Work instruction ▸ Each line of the records below that holds "checked" should be returned.
━━ Dataset content
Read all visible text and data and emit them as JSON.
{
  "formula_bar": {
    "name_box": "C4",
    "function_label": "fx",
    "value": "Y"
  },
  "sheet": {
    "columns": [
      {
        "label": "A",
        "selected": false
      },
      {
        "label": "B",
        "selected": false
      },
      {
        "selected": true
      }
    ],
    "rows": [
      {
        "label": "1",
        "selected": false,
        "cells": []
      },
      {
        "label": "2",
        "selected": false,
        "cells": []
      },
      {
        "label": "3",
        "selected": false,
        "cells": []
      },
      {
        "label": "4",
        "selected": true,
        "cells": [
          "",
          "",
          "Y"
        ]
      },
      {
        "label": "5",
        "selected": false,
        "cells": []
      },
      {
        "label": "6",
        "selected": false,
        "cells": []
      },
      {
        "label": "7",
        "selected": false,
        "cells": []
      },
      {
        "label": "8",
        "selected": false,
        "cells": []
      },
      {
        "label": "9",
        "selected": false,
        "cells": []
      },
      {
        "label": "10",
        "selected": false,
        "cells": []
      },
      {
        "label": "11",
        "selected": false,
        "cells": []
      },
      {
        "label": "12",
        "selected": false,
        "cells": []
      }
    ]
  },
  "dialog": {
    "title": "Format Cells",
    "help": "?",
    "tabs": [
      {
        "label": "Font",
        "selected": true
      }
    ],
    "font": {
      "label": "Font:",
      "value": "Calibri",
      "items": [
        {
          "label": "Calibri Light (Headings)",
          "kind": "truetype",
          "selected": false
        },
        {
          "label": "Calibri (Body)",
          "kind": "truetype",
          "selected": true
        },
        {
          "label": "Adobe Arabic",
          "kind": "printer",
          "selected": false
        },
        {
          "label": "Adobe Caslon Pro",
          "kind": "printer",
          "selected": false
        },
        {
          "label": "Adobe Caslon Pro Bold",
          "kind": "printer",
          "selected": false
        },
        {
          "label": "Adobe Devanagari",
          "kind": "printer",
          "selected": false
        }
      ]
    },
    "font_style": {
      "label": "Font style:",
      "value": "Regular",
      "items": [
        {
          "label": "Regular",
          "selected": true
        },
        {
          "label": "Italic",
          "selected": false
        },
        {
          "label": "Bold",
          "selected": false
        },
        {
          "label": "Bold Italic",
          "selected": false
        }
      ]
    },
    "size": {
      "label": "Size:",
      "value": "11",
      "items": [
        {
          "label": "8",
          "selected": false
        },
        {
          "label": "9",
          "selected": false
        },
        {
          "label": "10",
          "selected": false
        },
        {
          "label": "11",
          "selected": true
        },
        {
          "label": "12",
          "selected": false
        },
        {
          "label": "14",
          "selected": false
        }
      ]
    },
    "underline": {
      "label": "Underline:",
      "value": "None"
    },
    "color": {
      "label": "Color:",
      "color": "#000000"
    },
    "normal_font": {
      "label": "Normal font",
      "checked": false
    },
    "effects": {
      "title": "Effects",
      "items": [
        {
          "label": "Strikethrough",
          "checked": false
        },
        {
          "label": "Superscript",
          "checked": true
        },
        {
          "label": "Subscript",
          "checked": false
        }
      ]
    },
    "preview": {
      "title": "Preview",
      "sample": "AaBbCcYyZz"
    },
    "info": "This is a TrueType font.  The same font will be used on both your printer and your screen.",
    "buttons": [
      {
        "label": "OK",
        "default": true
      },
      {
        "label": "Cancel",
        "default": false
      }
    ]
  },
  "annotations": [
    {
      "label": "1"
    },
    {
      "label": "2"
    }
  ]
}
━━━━
Your response ▸
      "checked": false
          "checked": false
          "checked": true
          "checked": false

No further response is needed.